[Stored items from a collection]
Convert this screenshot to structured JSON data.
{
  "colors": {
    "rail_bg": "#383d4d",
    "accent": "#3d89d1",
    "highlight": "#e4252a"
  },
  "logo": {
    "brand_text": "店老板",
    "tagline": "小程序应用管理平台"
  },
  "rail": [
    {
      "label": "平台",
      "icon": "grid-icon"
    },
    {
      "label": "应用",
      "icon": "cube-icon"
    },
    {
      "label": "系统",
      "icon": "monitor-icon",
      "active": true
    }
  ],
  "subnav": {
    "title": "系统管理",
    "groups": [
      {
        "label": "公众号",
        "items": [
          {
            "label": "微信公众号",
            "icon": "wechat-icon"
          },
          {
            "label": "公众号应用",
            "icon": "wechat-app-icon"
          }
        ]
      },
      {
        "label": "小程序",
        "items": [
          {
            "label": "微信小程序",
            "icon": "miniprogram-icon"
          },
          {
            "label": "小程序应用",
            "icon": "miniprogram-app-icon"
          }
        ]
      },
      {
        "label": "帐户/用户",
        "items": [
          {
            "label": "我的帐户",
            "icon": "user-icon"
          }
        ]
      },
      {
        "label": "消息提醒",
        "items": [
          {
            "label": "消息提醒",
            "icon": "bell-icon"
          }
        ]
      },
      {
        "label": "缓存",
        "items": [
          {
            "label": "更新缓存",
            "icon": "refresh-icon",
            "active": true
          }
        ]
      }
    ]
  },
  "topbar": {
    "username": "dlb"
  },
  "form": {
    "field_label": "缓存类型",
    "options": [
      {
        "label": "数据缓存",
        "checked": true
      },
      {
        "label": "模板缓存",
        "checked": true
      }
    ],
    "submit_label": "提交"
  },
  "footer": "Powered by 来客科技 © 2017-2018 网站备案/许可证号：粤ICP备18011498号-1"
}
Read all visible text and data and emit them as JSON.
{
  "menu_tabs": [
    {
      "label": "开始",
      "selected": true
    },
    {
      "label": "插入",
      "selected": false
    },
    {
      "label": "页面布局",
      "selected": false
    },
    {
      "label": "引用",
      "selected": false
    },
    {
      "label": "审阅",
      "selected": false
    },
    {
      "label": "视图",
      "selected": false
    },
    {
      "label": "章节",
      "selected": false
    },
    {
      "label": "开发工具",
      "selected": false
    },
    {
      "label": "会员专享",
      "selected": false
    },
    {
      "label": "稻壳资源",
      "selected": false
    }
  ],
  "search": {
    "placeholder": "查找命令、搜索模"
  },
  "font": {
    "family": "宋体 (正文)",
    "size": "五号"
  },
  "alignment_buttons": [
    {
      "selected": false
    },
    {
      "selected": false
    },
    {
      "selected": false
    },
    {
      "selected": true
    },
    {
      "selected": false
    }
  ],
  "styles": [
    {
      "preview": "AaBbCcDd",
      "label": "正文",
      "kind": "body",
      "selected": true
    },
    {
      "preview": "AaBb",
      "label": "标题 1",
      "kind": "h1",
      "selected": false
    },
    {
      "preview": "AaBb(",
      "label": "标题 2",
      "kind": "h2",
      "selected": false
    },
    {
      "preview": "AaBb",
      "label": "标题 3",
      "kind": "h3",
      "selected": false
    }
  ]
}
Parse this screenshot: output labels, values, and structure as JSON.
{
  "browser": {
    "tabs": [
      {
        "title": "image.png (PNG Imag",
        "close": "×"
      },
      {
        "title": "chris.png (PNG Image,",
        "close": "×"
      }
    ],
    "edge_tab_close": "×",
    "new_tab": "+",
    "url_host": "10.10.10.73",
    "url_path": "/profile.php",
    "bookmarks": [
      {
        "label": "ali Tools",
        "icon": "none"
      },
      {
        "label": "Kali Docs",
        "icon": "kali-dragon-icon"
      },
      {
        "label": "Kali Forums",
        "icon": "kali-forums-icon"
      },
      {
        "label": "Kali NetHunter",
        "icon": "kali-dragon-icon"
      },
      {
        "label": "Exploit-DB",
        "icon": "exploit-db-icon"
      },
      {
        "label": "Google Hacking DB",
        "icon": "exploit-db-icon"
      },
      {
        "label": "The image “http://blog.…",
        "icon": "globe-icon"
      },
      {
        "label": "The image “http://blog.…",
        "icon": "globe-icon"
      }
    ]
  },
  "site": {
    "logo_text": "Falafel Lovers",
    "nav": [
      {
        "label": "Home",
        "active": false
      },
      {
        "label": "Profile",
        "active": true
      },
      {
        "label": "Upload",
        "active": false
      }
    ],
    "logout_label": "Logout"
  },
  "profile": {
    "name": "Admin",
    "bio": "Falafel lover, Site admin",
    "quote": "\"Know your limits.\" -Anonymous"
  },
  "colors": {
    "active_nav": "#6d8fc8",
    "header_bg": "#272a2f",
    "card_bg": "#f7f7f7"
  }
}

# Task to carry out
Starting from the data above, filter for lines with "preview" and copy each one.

# Your response
      "preview": "AaBbCcDd",
      "preview": "AaBb",
      "preview": "AaBb(",
      "preview": "AaBb",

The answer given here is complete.